My rating: 5 of 5 stars
I’ve written about The Whitby Witches before but never quite in the guise of a formal review. Upon the decision that I wanted to use this book in my PhD (and how, oh how could I not…), I knew it was time to fix that. And so: a review. But how to review this dark and powerful and wildly fantastic book, oh where to begin with such a book that is the first in a trilogy but not, somehow. The Whitby Witches is of Whitby and responsive to Whitby and in dialogue with the story of Whitby and all of the stories of Whitby. It’s a beginning, yes, to this story, but also a response to Dracula and to the Hand of Glory and the Barghest and to the sea and to the storied history of Whitby itself.
So. A beginning. Jennet and Ben, orphans, are off to Whitby. They have been fostered by Alice Boston (Aunt Alice), a redoubtable woman of redoubtable talents. She is 92 years old, insists on climibg the 199 steps before breakfast every day and is holding a secret of her own. But then again, so is Ben. And so is Whitby.
But the thing about secrets is that they insist on being discovered and so, eventually, awfully, things begin to occur in the Whitby. Events spiral. People die. Darkness rises. Aunt Alice, the children and their friends, must make a stand against the darkest of evils.
This is such a book. I remember the first time I read it, growing up in the North Yorkshire Moors, and I was almost made breathless by this story. Jarvis’ style is so honestly readable; he faces the darkness and he brings to it such glorious moments of people and heart and bravery, that this book deserves to be at the forefront of our consideration of British children’s literature. I devour this book. Every time.
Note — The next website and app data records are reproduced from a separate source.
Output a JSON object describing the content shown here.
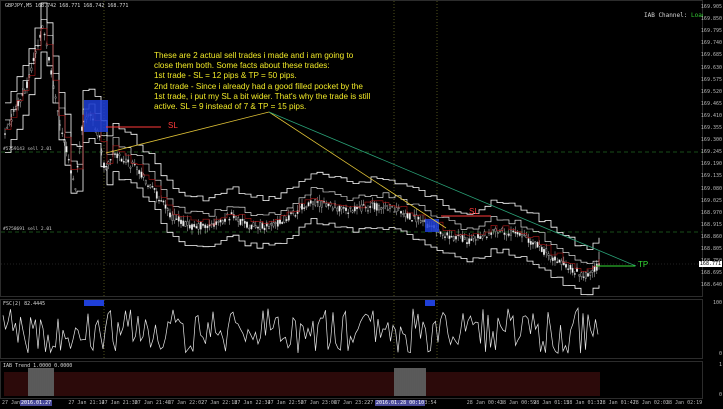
{
  "chart": {
    "symbol_info": "GBPJPY,M5  168.742 168.771 168.742 168.771",
    "channel_status_label": "IAB Channel:",
    "channel_status_value": "Loaded",
    "colors": {
      "background": "#000000",
      "candles": "#bfbfbf",
      "channel": "#ffffff",
      "sell_box": "#1f3fd8",
      "stop_loss": "#ff3a3a",
      "take_profit": "#33dd33",
      "trend_line_1": "#e2c437",
      "trend_line_2": "#2aa378",
      "order_level": "#2e9a2e",
      "session_separator": "#9ea33a",
      "trend_bar": "#6e1a1a"
    }
  },
  "annotation": {
    "lines": [
      "These are 2 actual sell trades i made and i am going to",
      "close them both. Some facts about these trades:",
      "1st trade - SL = 12 pips & TP = 50 pips.",
      "2nd trade - Since i already had a good filled pocket by the",
      "1st trade, i put my SL a bit wider. That's why the trade is still",
      "active. SL = 9 instead of 7 & TP = 15 pips."
    ]
  },
  "labels": {
    "sl_1": "SL",
    "sl_2": "SL",
    "tp": "TP",
    "order_1": "#5759143 sell 2.01",
    "order_2": "#5758691 sell 2.01"
  },
  "price_axis": {
    "labels": [
      "169.905",
      "169.850",
      "169.795",
      "169.740",
      "169.685",
      "169.630",
      "169.575",
      "169.520",
      "169.465",
      "169.410",
      "169.355",
      "169.300",
      "169.245",
      "169.190",
      "169.135",
      "169.080",
      "169.025",
      "168.970",
      "168.915",
      "168.860",
      "168.805",
      "168.750",
      "168.695",
      "168.640"
    ],
    "current_price": "168.771"
  },
  "oscillator": {
    "title": "FSC(2) 82.4445",
    "labels": [
      "100",
      "0"
    ]
  },
  "trend_indicator": {
    "title": "IAB Trend 1.0000 0.0000",
    "labels": [
      "1",
      "0"
    ]
  },
  "time_axis": {
    "labels": [
      {
        "text": "27 Jan 2016",
        "hl": false
      },
      {
        "text": "2016.01.27",
        "hl": true
      },
      {
        "text": "27 Jan 21:14",
        "hl": false
      },
      {
        "text": "27 Jan 21:30",
        "hl": false
      },
      {
        "text": "27 Jan 21:46",
        "hl": false
      },
      {
        "text": "27 Jan 22:02",
        "hl": false
      },
      {
        "text": "27 Jan 22:18",
        "hl": false
      },
      {
        "text": "27 Jan 22:34",
        "hl": false
      },
      {
        "text": "27 Jan 22:50",
        "hl": false
      },
      {
        "text": "27 Jan 23:06",
        "hl": false
      },
      {
        "text": "27 Jan 23:22",
        "hl": false
      },
      {
        "text": "27 Jan 23:38",
        "hl": false
      },
      {
        "text": "27 Jan 23:54",
        "hl": false
      },
      {
        "text": "2016.01.28 00:10",
        "hl": true
      },
      {
        "text": "28 Jan 00:43",
        "hl": false
      },
      {
        "text": "28 Jan 00:59",
        "hl": false
      },
      {
        "text": "28 Jan 01:15",
        "hl": false
      },
      {
        "text": "28 Jan 01:31",
        "hl": false
      },
      {
        "text": "28 Jan 01:47",
        "hl": false
      },
      {
        "text": "28 Jan 02:03",
        "hl": false
      },
      {
        "text": "28 Jan 02:19",
        "hl": false
      }
    ]
  }
}
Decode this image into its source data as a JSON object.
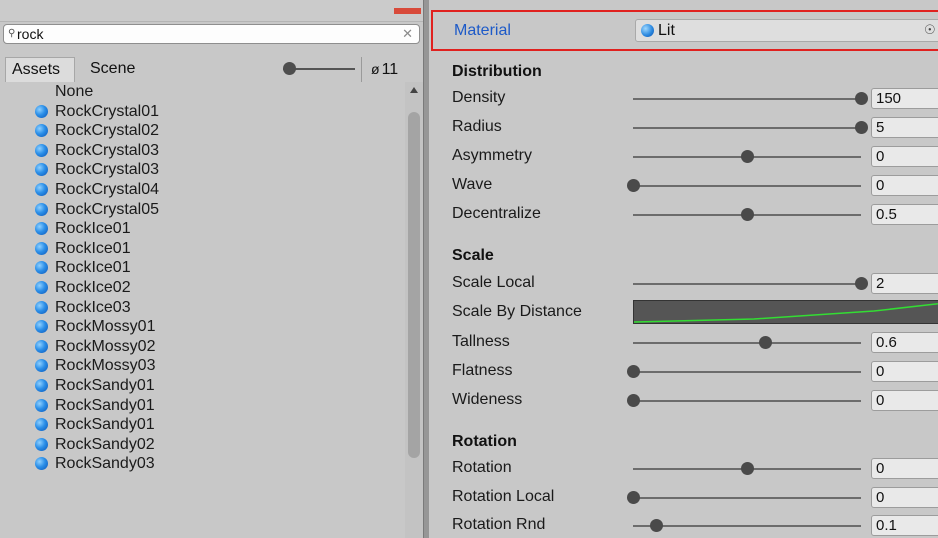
{
  "picker": {
    "search_value": "rock",
    "search_icon": "search-icon",
    "tabs": [
      {
        "label": "Assets",
        "active": true
      },
      {
        "label": "Scene",
        "active": false
      }
    ],
    "hidden_count": "11",
    "items": [
      {
        "label": "None",
        "icon": false
      },
      {
        "label": "RockCrystal01",
        "icon": true
      },
      {
        "label": "RockCrystal02",
        "icon": true
      },
      {
        "label": "RockCrystal03",
        "icon": true
      },
      {
        "label": "RockCrystal03",
        "icon": true
      },
      {
        "label": "RockCrystal04",
        "icon": true
      },
      {
        "label": "RockCrystal05",
        "icon": true
      },
      {
        "label": "RockIce01",
        "icon": true
      },
      {
        "label": "RockIce01",
        "icon": true
      },
      {
        "label": "RockIce01",
        "icon": true
      },
      {
        "label": "RockIce02",
        "icon": true
      },
      {
        "label": "RockIce03",
        "icon": true
      },
      {
        "label": "RockMossy01",
        "icon": true
      },
      {
        "label": "RockMossy02",
        "icon": true
      },
      {
        "label": "RockMossy03",
        "icon": true
      },
      {
        "label": "RockSandy01",
        "icon": true
      },
      {
        "label": "RockSandy01",
        "icon": true
      },
      {
        "label": "RockSandy01",
        "icon": true
      },
      {
        "label": "RockSandy02",
        "icon": true
      },
      {
        "label": "RockSandy03",
        "icon": true
      }
    ]
  },
  "inspector": {
    "material": {
      "label": "Material",
      "value": "Lit"
    },
    "distribution": {
      "title": "Distribution",
      "density": {
        "label": "Density",
        "value": "150",
        "slider": 1.0
      },
      "radius": {
        "label": "Radius",
        "value": "5",
        "slider": 1.0
      },
      "asymmetry": {
        "label": "Asymmetry",
        "value": "0",
        "slider": 0.5
      },
      "wave": {
        "label": "Wave",
        "value": "0",
        "slider": 0.0
      },
      "decentralize": {
        "label": "Decentralize",
        "value": "0.5",
        "slider": 0.5
      }
    },
    "scale": {
      "title": "Scale",
      "scale_local": {
        "label": "Scale Local",
        "value": "2",
        "slider": 1.0
      },
      "scale_by_distance": {
        "label": "Scale By Distance"
      },
      "tallness": {
        "label": "Tallness",
        "value": "0.6",
        "slider": 0.58
      },
      "flatness": {
        "label": "Flatness",
        "value": "0",
        "slider": 0.0
      },
      "wideness": {
        "label": "Wideness",
        "value": "0",
        "slider": 0.0
      }
    },
    "rotation": {
      "title": "Rotation",
      "rotation": {
        "label": "Rotation",
        "value": "0",
        "slider": 0.5
      },
      "rotation_local": {
        "label": "Rotation Local",
        "value": "0",
        "slider": 0.0
      },
      "rotation_rnd": {
        "label": "Rotation Rnd",
        "value": "0.1",
        "slider": 0.1
      }
    },
    "colors": {
      "highlight": "#e0211f",
      "curve": "#33dd33",
      "material_label": "#1d5ac8"
    }
  }
}
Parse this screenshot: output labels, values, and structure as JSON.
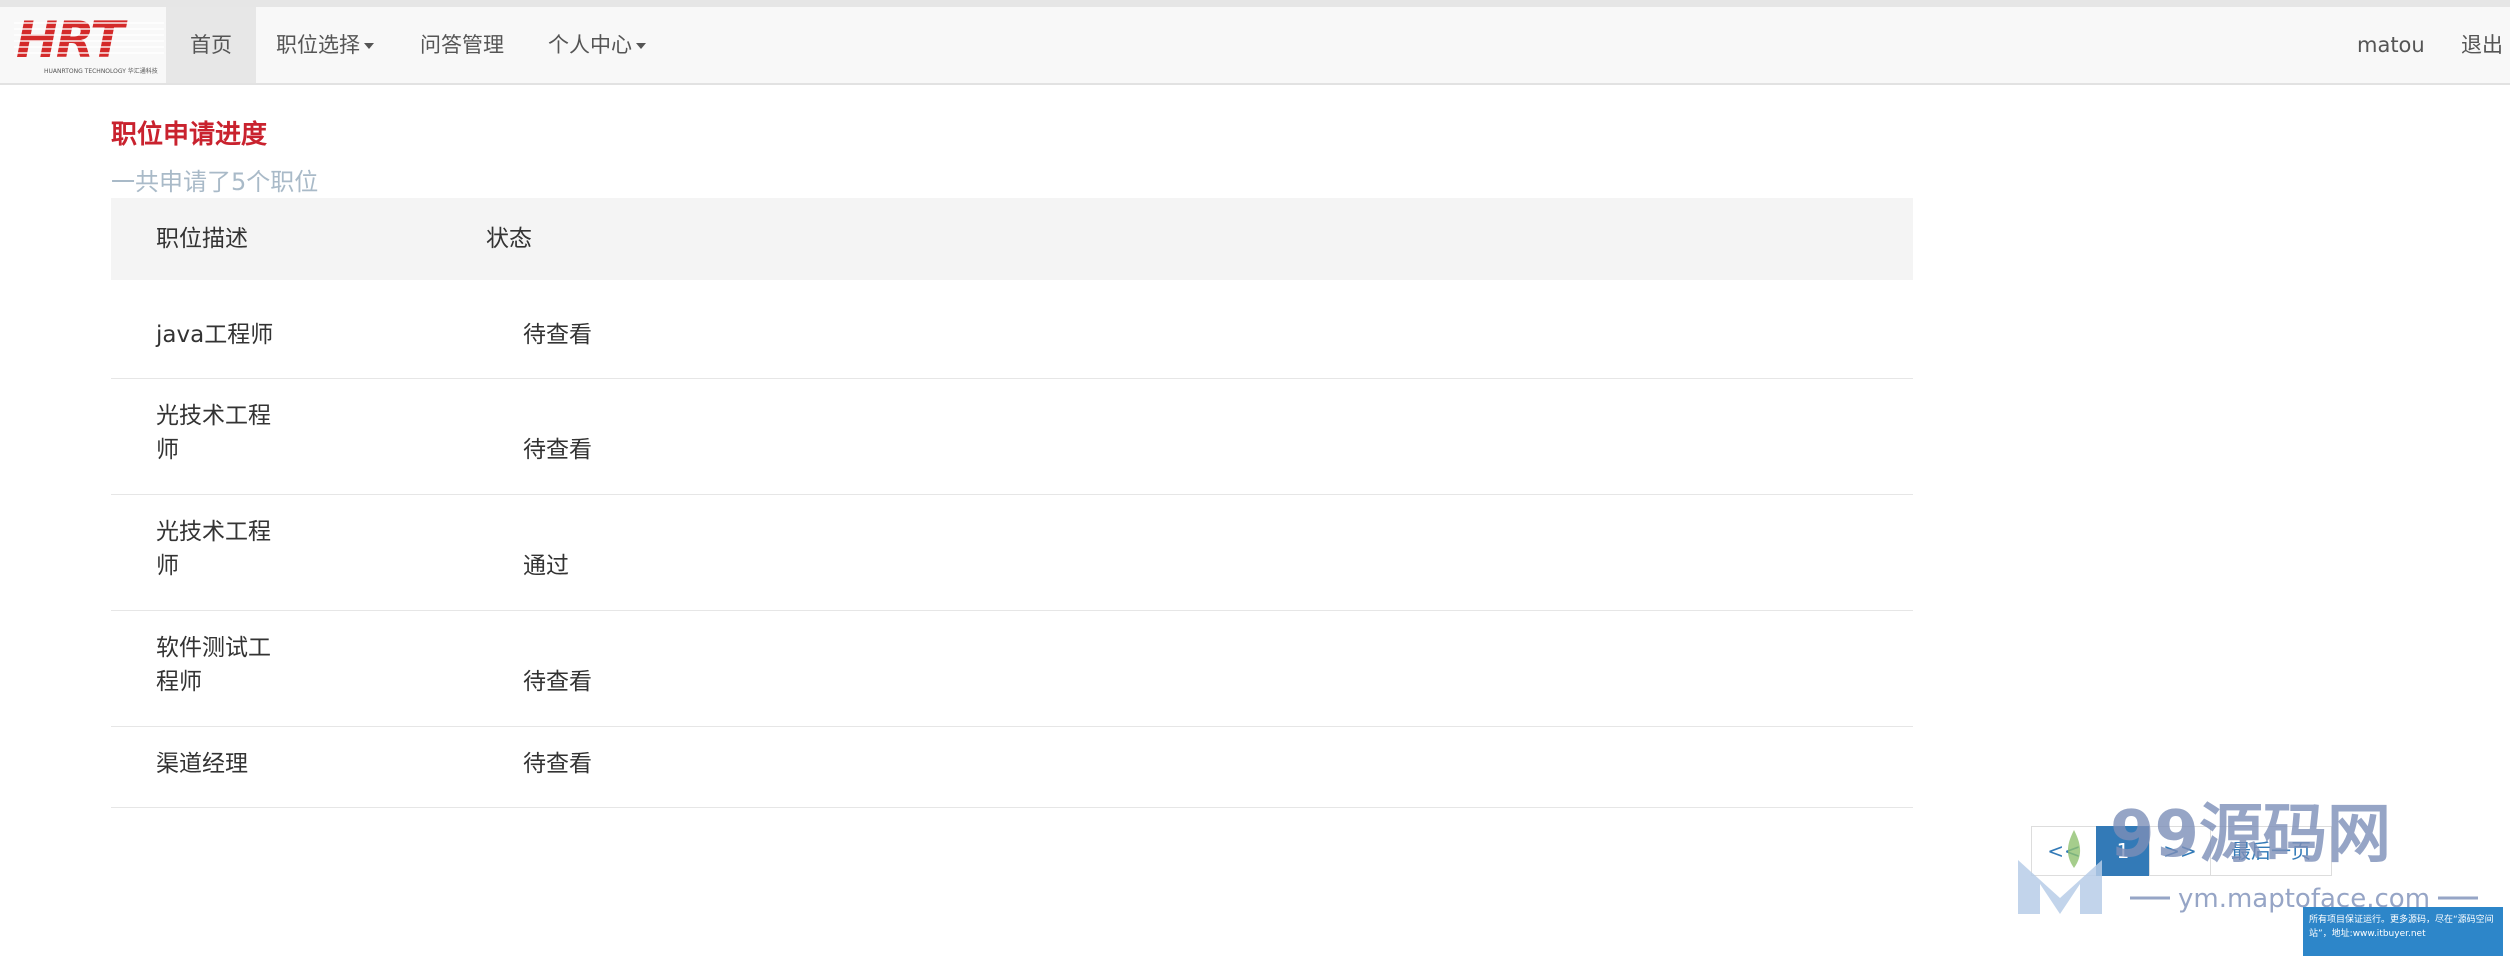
{
  "logo": {
    "text": "HRT",
    "tagline": "HUANRTONG TECHNOLOGY 华汇通科技"
  },
  "nav": {
    "home": "首页",
    "jobs": "职位选择",
    "qa": "问答管理",
    "personal": "个人中心",
    "user": "matou",
    "logout": "退出"
  },
  "page": {
    "title": "职位申请进度",
    "subtitle": "一共申请了5个职位"
  },
  "table": {
    "headers": [
      "职位描述",
      "状态"
    ],
    "rows": [
      {
        "position": "java工程师",
        "status": "待查看"
      },
      {
        "position": "光技术工程师",
        "status": "待查看"
      },
      {
        "position": "光技术工程师",
        "status": "通过"
      },
      {
        "position": "软件测试工程师",
        "status": "待查看"
      },
      {
        "position": "渠道经理",
        "status": "待查看"
      }
    ]
  },
  "pagination": {
    "prev": "<<",
    "current": "1",
    "next": ">>",
    "last": "最后一页"
  },
  "watermark": {
    "brand": "99源码网",
    "url": "ym.maptoface.com",
    "note": "所有项目保证运行。更多源码，尽在“源码空间站”，地址:www.itbuyer.net"
  },
  "colors": {
    "title_red": "#c9222e",
    "subtitle_gray": "#a9bac8",
    "link_blue": "#337ab7",
    "nav_bg": "#f8f8f8"
  }
}
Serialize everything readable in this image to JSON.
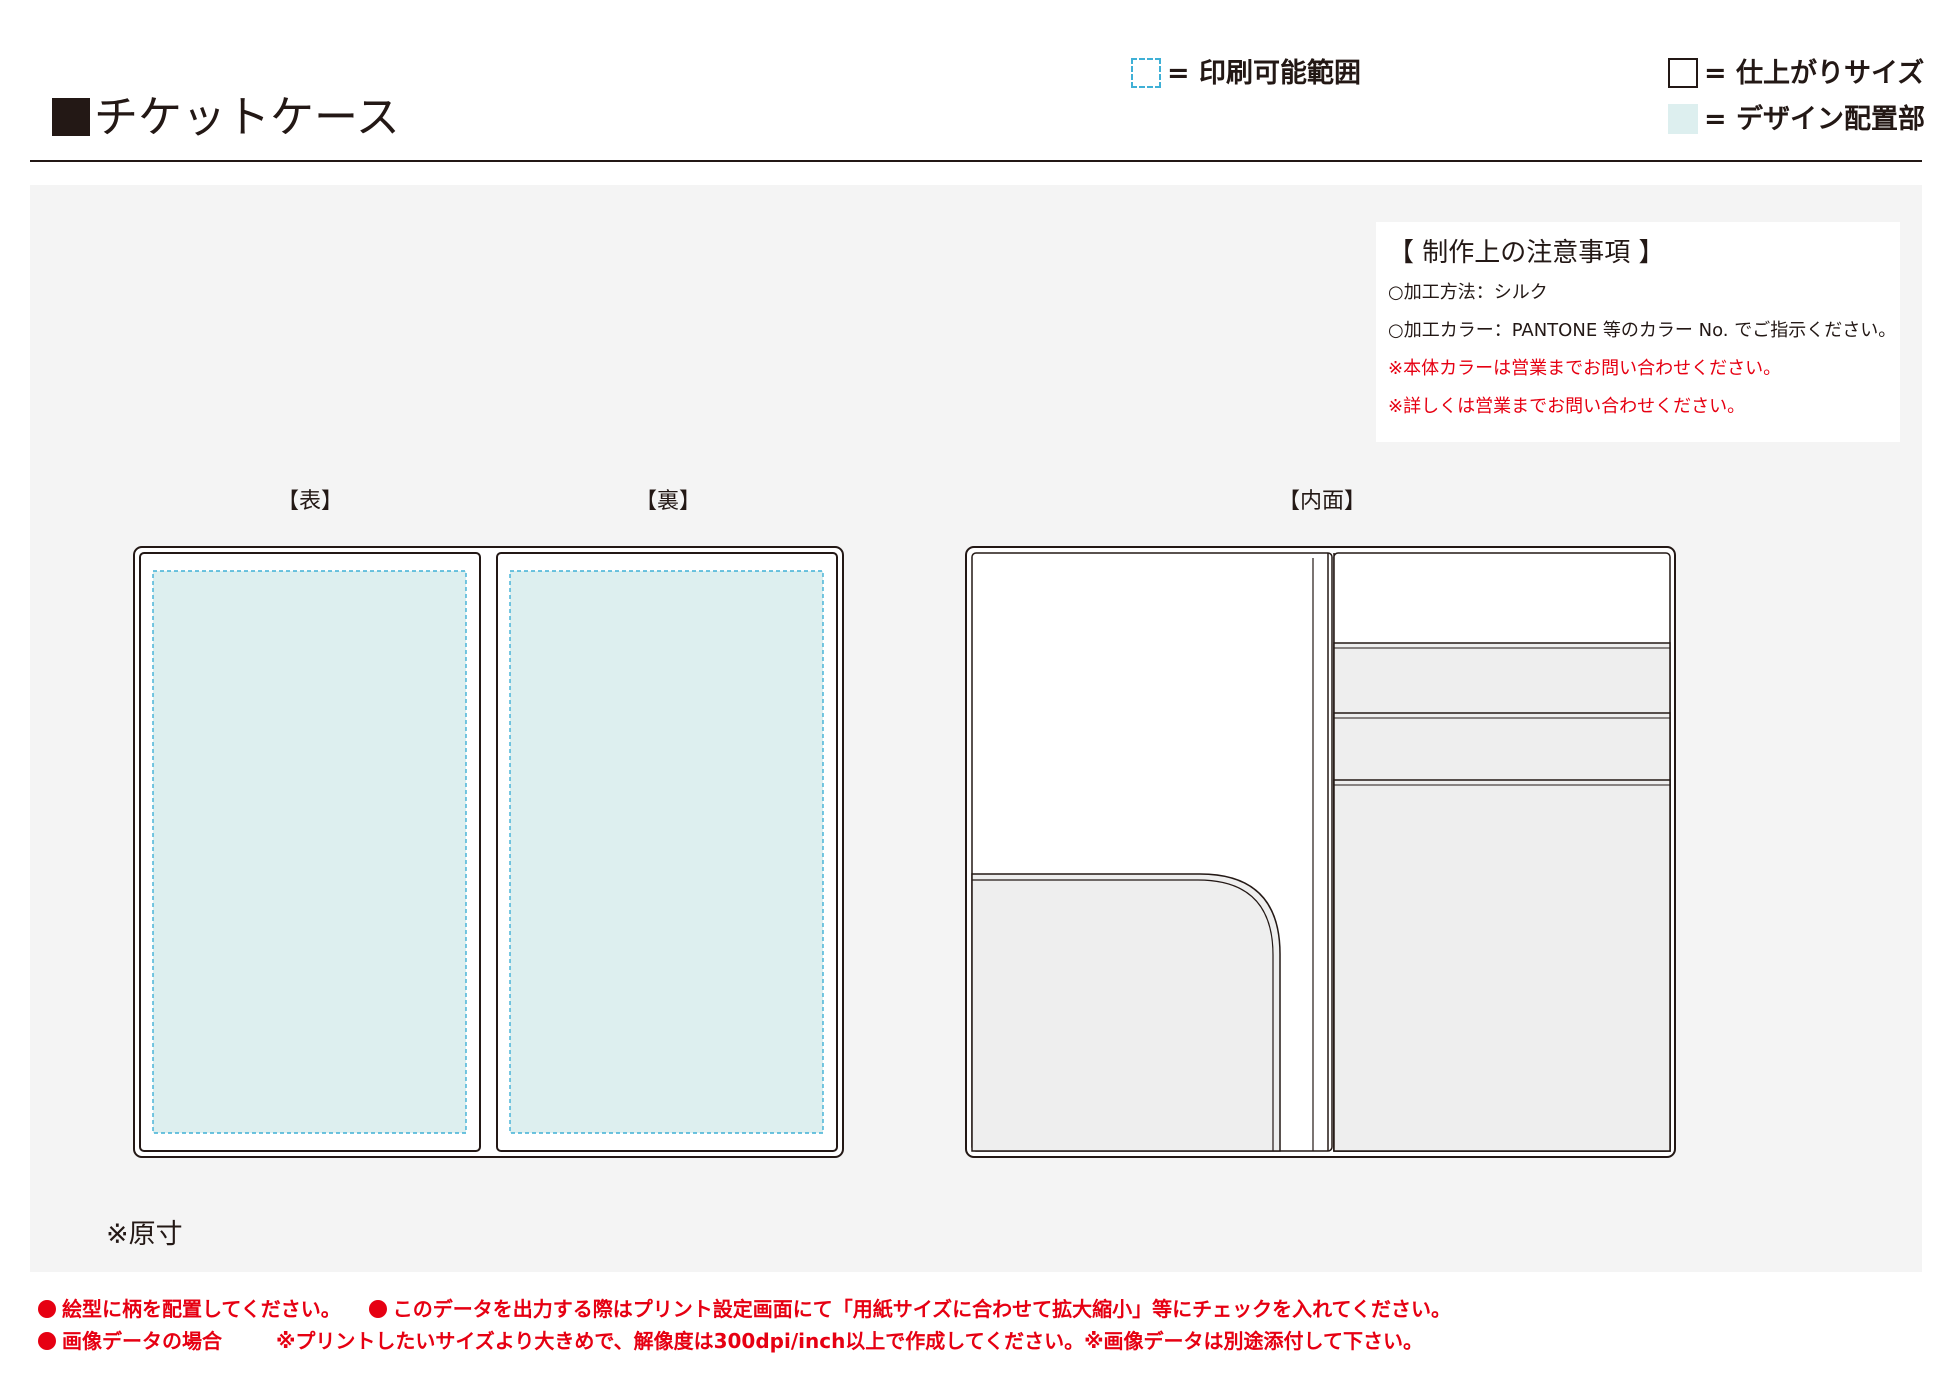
{
  "header": {
    "title": "チケットケース",
    "legend_print_area": "= 印刷可能範囲",
    "legend_finish_size": "= 仕上がりサイズ",
    "legend_design_area": "= デザイン配置部"
  },
  "notes": {
    "title": "【 制作上の注意事項 】",
    "method": "○加工方法：シルク",
    "color": "○加工カラー：PANTONE 等のカラー No. でご指示ください。",
    "warning_body_color": "※本体カラーは営業までお問い合わせください。",
    "warning_details": "※詳しくは営業までお問い合わせください。"
  },
  "panels": {
    "front_label": "【表】",
    "back_label": "【裏】",
    "inner_label": "【内面】"
  },
  "scale_note": "※原寸",
  "footer": {
    "line1_a": "絵型に柄を配置してください。",
    "line1_b": "このデータを出力する際はプリント設定画面にて「用紙サイズに合わせて拡大縮小」等にチェックを入れてください。",
    "line2_a": "画像データの場合",
    "line2_b": "※プリントしたいサイズより大きめで、解像度は300dpi/inch以上で作成してください。※画像データは別途添付して下さい。"
  },
  "colors": {
    "accent_red": "#e60012",
    "print_area_dash": "#3fb0d6",
    "design_area_fill": "#ddefef",
    "work_background": "#f4f4f4"
  }
}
For sometimes I think this series is forgotten and that is not right. It is a matter-of-fact story about magic and power and friendship and hope and being very, very brave. It is a story about people. And magic. And fear.
And it is very, very good.